“Lanny came along and recognized one of the key things that was missing in the soybean verification program was data on water management. Also, variety selection wasn’t as integrated into the program as it should have been. Lanny was able to bring both those things into the program to the benefit of farmers,” says Snyder.

Tacker says his job was made much easier by Ashlock continuing to make the case for proper irrigation in soybeans. “He’s always talked about how important timing of irrigation is. Many others might zero in on maturity groups, soil types, weeds or something else and give irrigation a backseat. He didn’t do that. He kept irrigation at the forefront.
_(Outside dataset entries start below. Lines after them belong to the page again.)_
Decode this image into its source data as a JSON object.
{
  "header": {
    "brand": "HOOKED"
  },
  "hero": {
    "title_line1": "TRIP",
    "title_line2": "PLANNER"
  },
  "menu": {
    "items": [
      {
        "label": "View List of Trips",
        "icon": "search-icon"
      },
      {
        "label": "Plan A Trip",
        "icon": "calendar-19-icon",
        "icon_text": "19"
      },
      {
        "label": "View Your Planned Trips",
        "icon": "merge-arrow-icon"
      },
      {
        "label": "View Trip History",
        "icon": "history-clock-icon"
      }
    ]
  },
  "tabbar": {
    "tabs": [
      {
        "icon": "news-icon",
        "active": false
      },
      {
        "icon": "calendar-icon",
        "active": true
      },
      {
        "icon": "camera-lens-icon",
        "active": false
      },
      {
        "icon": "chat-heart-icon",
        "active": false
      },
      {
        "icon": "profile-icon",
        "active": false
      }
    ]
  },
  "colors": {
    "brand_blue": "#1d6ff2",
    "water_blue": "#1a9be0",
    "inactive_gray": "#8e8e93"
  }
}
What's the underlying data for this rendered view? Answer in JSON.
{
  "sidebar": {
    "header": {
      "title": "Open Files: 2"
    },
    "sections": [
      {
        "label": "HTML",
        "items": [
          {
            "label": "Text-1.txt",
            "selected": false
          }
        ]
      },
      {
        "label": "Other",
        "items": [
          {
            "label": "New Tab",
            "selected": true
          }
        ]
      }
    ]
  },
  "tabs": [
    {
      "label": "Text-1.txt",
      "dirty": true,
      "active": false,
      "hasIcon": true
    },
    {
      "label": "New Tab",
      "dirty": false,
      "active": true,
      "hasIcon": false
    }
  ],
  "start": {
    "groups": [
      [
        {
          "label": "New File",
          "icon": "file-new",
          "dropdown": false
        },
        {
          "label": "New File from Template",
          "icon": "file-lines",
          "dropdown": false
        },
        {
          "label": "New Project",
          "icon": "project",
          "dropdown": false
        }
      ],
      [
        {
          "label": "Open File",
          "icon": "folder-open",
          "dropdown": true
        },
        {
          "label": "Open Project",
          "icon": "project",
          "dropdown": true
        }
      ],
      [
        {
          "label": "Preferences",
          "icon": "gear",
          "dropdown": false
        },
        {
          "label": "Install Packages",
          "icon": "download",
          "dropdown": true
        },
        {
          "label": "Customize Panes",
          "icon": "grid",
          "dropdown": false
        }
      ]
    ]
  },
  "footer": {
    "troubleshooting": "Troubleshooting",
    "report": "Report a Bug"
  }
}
And when he says something, it sticks. His words are incredibly influential. His words have heft that other peoples’ don’t.”

A new job

Ashlock retired from the Extension Service on Jan. 4, after close to 31 years of work. He’s since accepted a position with Cullum Seed (out of Fisher, Ark.) to work as an agronomist.

“I’ve worked with Cullum Seed over the years and respect them and wanted to learn more about the seed business. The word got out that the Extension Service was trying not to have so much of their appropriations tied up in salaries. That meant early retirement or incentives were being offered to long-time employees.”

Ashlock isn’t sure who talked about it first, but Cullum Seed got wind of Extension’s plans and offered him a job. His main responsibility now is to help the company obtain the best genetics possible.

“We want the best Mid-South varieties. I’ll be working with Cullum seed producers (on the Armor brand of seeds) and customers. The work is very similar to what I was doing before with one big twist: before, I was evaluating good genetics and now I’m obtaining good genetics. I like the job. The competition is really friendly for the most part. And all the seed companies are truly concerned with the farmers’ plight with low commodity prices.”

William Johnson says Cullum made a smart move in hiring Ashlock. “Lanny is the antifreeze in a group. Anytime anything happened that could cause controversy, Ashlock was the one who calmed things down. He has the ability to take bad situations and turn them into gold. He can sense things well and was able to use that skill to head off troubles.

“To the younger generation of Extension guys, he was like a favorite uncle. He is nice beyond words, but when he came into your office and closed the door, you knew something serious was up. At such times, he wouldn’t scream and holler. He’d just calmly say, ‘I want to suggest something, give you some advice.’ The young guys looked at how he worked and we modeled ourselves after him. Ashlock is tireless. I know for a fact he’d often get to the office at 6:30 a.m. and not get home until 10 p.m. He was dedicated, and he’ll work hard for Cullum too.”

Ashlock, says Johnson, always cautioned fellow Extension employees to find an answer to any question. “He told us not to side-step a question or issue but to just plow right in. ‘When you start side-stepping issues’, he said, ‘that comes back to haunt you.’”

Not a great driver

Gus Lorenz says he’ll miss Ashlock, but not necessarily his driving.

“He’s just not the best driver. One time, we were in Atlanta for a meeting and Lanny pulled out on a one-way road going the wrong way. He was driving the car in the middle lane and people were shooting by us honking and going wild. It was that scene straight out of the movie ‘Planes, Trains and Automobiles.’

“But you know what? There isn’t anyone who cares more about the growers or county agents he serves. That’s what he is, a servant. He’s always worried about the people he works for. If we all patterned ourselves after him, it would be a better and happier world.”

e-mail: dbennett@primediabusiness.com